So resuming:

2 Physical Servers running the free Hyper-V Server. 8GB RAM recommended (or more)
1 Shared Storage Iomega ix2-200

VMs:
4 VMs: 2 DCs, 1 TS, 1 Application Server (so here you would buy 4 STD licenses at $700 each, assuming you cannot reuse the licenses you had on the two old physical servers being decommissioned).

To start you would configure the VMs to run:
1 TS and 1 DC on Server 1
1 DC and 1 Application Server on Server 2

If any of the physical servers die, the VMs running on it would start on the remaining server so at the end you would have 1 Physical Server running with 4 VMs on it, until the second physical server is back online. Once this is done you can move the VMs back to that server, WITHOUT having to power them off and/or affecting any users. The VMs can be moved between hosts with them ON. That is the coolest part of this setup. :-)

Understood now?

Cláudio Rodrigues
Citrix CTP
0
 
gberrymanAuthor Commented:
Completely.
See that was not hard....2 days and 6 Tylenol later :)

Thank you very much for your patience and input.
0
 
gberrymanAuthor Commented:
Great Job Claudio and thanks to others for their input
0

Featured Post

VIDEO: THE CONCERTO CLOUD FOR HEALTHCARE

Modern healthcare requires a modern cloud. View this brief video to understand how the Concerto Cloud for Healthcare can help your organization.

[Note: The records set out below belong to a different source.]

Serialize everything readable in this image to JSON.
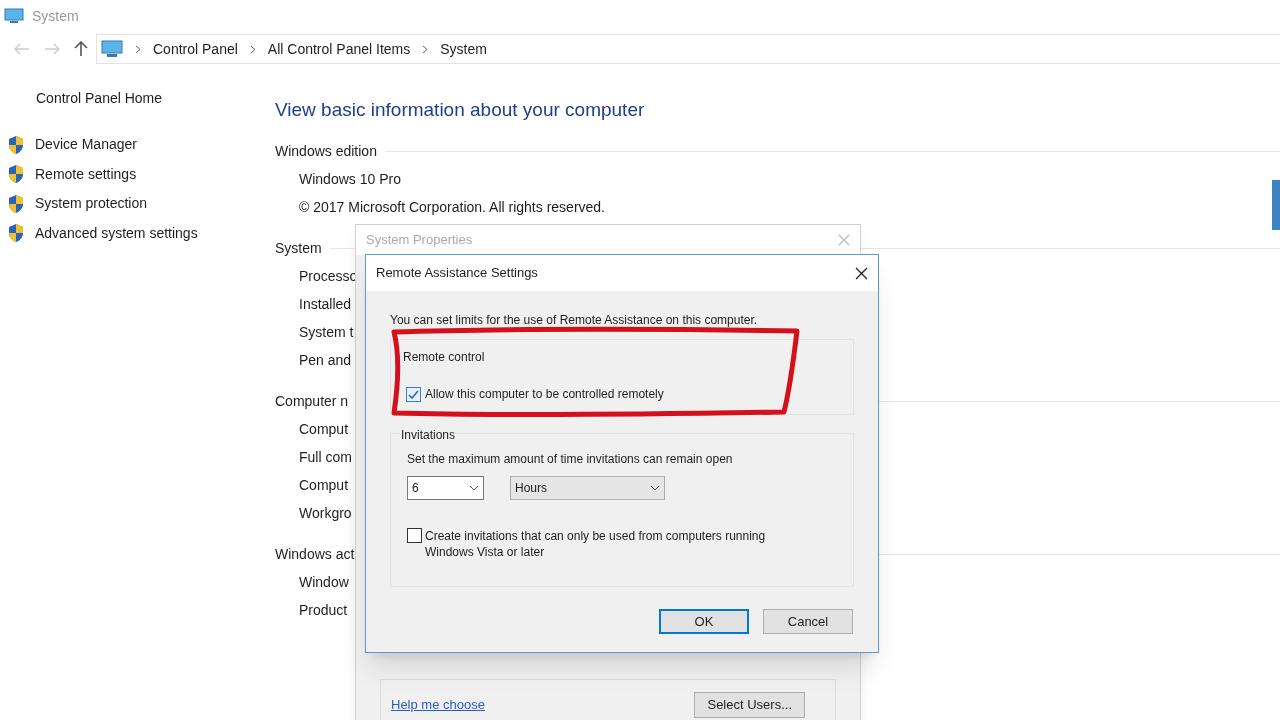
{
  "window": {
    "title": "System"
  },
  "breadcrumb": [
    "Control Panel",
    "All Control Panel Items",
    "System"
  ],
  "sidebar": {
    "home": "Control Panel Home",
    "items": [
      {
        "label": "Device Manager"
      },
      {
        "label": "Remote settings"
      },
      {
        "label": "System protection"
      },
      {
        "label": "Advanced system settings"
      }
    ]
  },
  "heading": "View basic information about your computer",
  "sections": [
    {
      "title": "Windows edition",
      "lines": [
        "Windows 10 Pro",
        "© 2017 Microsoft Corporation. All rights reserved."
      ]
    },
    {
      "title": "System",
      "lines": [
        "Processo",
        "Installed",
        "System t",
        "Pen and"
      ]
    },
    {
      "title": "Computer n",
      "lines": [
        "Comput",
        "Full com",
        "Comput",
        "Workgro"
      ]
    },
    {
      "title": "Windows act",
      "lines": [
        "Window",
        "Product"
      ]
    }
  ],
  "system_properties": {
    "title": "System Properties",
    "link": "Help me choose",
    "button": "Select Users..."
  },
  "dialog": {
    "title": "Remote Assistance Settings",
    "intro": "You can set limits for the use of Remote Assistance on this computer.",
    "remote_control": {
      "title": "Remote control",
      "checkbox": {
        "label": "Allow this computer to be controlled remotely",
        "checked": true
      }
    },
    "invitations": {
      "title": "Invitations",
      "prompt": "Set the maximum amount of time invitations can remain open",
      "amount": "6",
      "unit": "Hours",
      "checkbox": {
        "label": "Create invitations that can only be used from computers running Windows Vista or later",
        "checked": false
      }
    },
    "buttons": [
      {
        "label": "OK",
        "selected": true
      },
      {
        "label": "Cancel",
        "selected": false
      }
    ]
  }
}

  • 16
  • 11
  • 7
  • +1
Tackle projects and never again get stuck behind a technical roadblock.
Join Now